In an office environment, you might have a break room, communal dining area or even a ping pong table where people can mingle and destress to keep morale high. But when working remotely, it can be easy to miss the element of ‘fun’ at work. The saying ‘all work and no play’ comes to mind here – and it can have a drastic impact on wellbeing and morale.
Social activities should still be encouraged among remote teams. Most of what you do in the office can be done virtually – bar ping pong of course! This means employees can be encouraged to meet up virtually to game online during lunch breaks, or you could introduce a video call slot to allow employees to chat about their day over a cup of tea.
Read next: 10 of the best team building activities for remote teams
5. Keep learning and development as a priority
When working remotely, it can be easy for employees to feel more stagnant in their career and feel that they’re lacking opportunities.
To keep morale high, create opportunities for your employees to be constantly learning and developing. E-learning is a great way to allow employees to dip in and out of training sessions whenever it works for them, and it can also fit around their personal remote working schedule.
Morale is boosted not only through learning new skills, but also by knowing that their employer values and invests in them.
6. Show how much you care
We all know how an office birthday goes. You sit red-faced while your colleagues are strolling towards you, cake in hand, badly singing happy birthday. And as much as you might blush at the time, deep down you know a birthday wouldn't feel the same without it.
Small celebrations like these are also vital for morale.
Show your employees that you still care while working remotely. You can host virtual birthday celebrations, or just make sure that any occasion is thoroughly celebrated through your internal communication channels. This way you can ensure that all employees, no matter where they’re based, feel cared for by their team.
7. Ask for feedback
When your workers aren’t in the office, it doesn’t mean that they don’t have anything to say about how the business is being run.
Open communication ensures your employees’ voices are heard and that any issues aren’t allowed to continue on until they become much bigger problems.
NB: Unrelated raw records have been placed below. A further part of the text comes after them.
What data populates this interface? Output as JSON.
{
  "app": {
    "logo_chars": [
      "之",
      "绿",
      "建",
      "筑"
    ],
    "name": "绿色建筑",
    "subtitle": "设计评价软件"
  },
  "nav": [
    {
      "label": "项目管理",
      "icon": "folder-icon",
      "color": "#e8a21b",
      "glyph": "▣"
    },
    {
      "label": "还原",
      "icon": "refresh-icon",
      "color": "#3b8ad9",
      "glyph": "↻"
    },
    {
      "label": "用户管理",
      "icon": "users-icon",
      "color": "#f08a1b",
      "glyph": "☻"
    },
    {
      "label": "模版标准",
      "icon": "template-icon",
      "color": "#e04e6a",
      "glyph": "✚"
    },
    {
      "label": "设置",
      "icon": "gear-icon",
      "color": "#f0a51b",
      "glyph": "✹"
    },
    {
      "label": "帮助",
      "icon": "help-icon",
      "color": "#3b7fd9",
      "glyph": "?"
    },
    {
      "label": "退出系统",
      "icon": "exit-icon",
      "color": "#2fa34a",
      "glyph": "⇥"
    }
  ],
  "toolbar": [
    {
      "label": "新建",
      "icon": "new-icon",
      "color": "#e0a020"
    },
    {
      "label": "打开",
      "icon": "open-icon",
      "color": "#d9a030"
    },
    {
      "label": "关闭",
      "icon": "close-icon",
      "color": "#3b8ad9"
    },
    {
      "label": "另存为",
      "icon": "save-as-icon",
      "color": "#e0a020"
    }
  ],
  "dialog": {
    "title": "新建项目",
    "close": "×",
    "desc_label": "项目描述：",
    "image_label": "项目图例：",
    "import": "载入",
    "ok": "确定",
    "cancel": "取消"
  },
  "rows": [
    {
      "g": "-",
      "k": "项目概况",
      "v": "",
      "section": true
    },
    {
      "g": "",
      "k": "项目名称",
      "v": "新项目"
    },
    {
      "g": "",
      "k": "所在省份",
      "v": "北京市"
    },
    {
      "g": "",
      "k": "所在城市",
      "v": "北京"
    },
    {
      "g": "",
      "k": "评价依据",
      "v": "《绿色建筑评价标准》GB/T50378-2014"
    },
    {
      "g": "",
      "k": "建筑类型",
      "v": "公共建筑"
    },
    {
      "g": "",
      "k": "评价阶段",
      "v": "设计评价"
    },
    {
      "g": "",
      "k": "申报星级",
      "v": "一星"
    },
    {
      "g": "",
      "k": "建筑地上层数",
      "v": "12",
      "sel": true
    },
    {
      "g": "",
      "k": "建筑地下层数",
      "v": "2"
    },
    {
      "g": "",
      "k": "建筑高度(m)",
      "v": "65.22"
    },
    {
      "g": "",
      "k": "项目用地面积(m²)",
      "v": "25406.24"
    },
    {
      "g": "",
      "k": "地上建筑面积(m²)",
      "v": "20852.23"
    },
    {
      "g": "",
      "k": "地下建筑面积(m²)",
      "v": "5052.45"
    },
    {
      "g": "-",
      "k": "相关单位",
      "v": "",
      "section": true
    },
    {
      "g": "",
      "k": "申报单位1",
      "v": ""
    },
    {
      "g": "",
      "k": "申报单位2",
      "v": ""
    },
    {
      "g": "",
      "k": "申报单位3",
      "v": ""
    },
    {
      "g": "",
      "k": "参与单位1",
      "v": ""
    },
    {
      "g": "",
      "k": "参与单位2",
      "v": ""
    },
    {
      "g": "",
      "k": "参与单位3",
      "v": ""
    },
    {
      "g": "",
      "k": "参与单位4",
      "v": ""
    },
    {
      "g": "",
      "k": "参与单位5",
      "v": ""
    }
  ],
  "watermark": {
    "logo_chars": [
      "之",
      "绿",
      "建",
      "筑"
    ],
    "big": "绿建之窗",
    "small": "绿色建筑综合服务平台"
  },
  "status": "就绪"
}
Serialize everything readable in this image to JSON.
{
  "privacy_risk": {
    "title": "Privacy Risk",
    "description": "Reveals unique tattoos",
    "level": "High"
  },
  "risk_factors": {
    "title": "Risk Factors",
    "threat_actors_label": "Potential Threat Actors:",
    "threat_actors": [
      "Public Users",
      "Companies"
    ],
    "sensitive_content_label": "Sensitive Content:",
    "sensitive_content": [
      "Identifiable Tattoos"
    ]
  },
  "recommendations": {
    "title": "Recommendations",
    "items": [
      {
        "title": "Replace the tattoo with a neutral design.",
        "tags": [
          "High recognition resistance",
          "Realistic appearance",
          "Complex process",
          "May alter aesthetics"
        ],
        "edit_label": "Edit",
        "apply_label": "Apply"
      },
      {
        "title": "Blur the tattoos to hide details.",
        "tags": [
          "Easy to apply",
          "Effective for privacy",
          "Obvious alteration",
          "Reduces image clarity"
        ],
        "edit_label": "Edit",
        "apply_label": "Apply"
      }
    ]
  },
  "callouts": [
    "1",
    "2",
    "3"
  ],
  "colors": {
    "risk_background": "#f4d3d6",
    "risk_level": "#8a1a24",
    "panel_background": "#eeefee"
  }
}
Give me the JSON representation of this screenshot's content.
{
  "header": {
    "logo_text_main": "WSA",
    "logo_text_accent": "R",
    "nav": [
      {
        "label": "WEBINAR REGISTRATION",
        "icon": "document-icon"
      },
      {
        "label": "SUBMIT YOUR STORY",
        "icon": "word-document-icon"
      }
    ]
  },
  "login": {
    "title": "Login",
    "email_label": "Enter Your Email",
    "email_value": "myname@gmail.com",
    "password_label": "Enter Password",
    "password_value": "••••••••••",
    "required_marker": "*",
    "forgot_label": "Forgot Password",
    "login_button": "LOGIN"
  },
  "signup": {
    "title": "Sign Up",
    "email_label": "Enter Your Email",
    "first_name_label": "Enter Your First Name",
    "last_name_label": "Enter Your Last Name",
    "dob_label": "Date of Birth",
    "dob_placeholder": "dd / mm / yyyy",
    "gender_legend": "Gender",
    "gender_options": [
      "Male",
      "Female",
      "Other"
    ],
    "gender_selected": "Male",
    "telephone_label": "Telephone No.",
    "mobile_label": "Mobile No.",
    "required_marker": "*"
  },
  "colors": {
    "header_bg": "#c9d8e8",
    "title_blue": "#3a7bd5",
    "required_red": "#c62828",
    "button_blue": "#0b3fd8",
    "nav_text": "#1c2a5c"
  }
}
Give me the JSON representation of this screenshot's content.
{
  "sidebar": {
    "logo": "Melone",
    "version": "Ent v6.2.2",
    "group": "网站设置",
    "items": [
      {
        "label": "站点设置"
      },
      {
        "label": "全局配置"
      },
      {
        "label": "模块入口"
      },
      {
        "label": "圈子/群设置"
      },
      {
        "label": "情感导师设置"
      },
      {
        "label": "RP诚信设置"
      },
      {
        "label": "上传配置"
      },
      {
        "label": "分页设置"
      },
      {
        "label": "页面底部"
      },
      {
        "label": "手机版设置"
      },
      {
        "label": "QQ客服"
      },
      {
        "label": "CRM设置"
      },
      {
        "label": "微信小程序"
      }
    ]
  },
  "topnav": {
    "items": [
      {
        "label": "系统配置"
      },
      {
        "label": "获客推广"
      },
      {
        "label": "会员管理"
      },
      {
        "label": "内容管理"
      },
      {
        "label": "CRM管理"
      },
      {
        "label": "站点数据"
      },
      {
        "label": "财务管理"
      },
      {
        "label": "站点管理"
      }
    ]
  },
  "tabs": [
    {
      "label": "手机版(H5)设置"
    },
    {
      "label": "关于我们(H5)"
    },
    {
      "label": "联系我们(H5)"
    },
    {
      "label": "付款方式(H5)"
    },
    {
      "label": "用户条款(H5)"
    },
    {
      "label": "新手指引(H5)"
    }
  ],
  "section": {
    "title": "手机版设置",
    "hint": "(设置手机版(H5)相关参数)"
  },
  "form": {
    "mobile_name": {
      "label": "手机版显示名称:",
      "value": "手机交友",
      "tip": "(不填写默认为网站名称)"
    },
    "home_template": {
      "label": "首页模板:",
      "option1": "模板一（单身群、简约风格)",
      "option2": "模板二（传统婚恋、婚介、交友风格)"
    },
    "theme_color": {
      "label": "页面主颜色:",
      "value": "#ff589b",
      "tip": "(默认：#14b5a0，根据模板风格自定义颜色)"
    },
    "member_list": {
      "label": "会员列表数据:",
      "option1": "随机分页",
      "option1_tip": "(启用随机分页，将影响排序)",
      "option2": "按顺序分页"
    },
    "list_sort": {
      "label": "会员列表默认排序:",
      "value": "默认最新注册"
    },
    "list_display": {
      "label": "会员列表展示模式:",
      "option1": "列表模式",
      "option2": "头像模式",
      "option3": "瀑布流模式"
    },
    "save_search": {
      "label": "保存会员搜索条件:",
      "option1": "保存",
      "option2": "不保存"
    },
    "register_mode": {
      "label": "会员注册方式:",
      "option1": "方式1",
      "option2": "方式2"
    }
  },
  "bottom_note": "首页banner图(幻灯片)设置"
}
When you ask for your employees’ feedback, you allow employees to bring about positive change. Confidential pulse survey tools allow you to check-in with your staff on a regular basis, no matter where they are. Shorter, more frequent questions give you the information you need to identify problems earlier and make smarter decisions about your company culture.
Asking for feedback helps employees know that their thoughts are valued and when any issues are dealt with on the back of feedback, it helps to maintain morale as the business shows that it cares.
8. Encourage real breaks
When your employees are not in the office, you can’t see if they are sitting at their desk – so it can be hard to tell if they are having their lunch away from their computer or a having well-deserved break.
Taking regular breaks throughout the day is important to keep productivity and morale high and disturbing your remote staff during this time can have a negative effect.
Encourage employees to take time for themselves throughout the day and introduce a system that lets teammates know when this is happening. When someone is taking a break, they could mark it in their calendar, change their status on their instant messenger or send a message to their team to let them know they’ll be unavailable.
When your people are well rested and recharged after an uninterrupted break, you’ll notice the difference in productivity and motivation.
9. Set up virtual support groups
In the office, you might share any problems you’re experiencing with a teammate over the kettle, whereas remote working can sometimes feel lonely in times of difficulty.
Everyone in the team will go through times where they need support or a shoulder to lean on. You can set up virtual support groups on instant messengers or video calls so the group can “meet”. This allows them to seek answer questions and offer solutions, but also build closer relationships with each other in general.
As a result, your people will feel supported, happier and more engaged.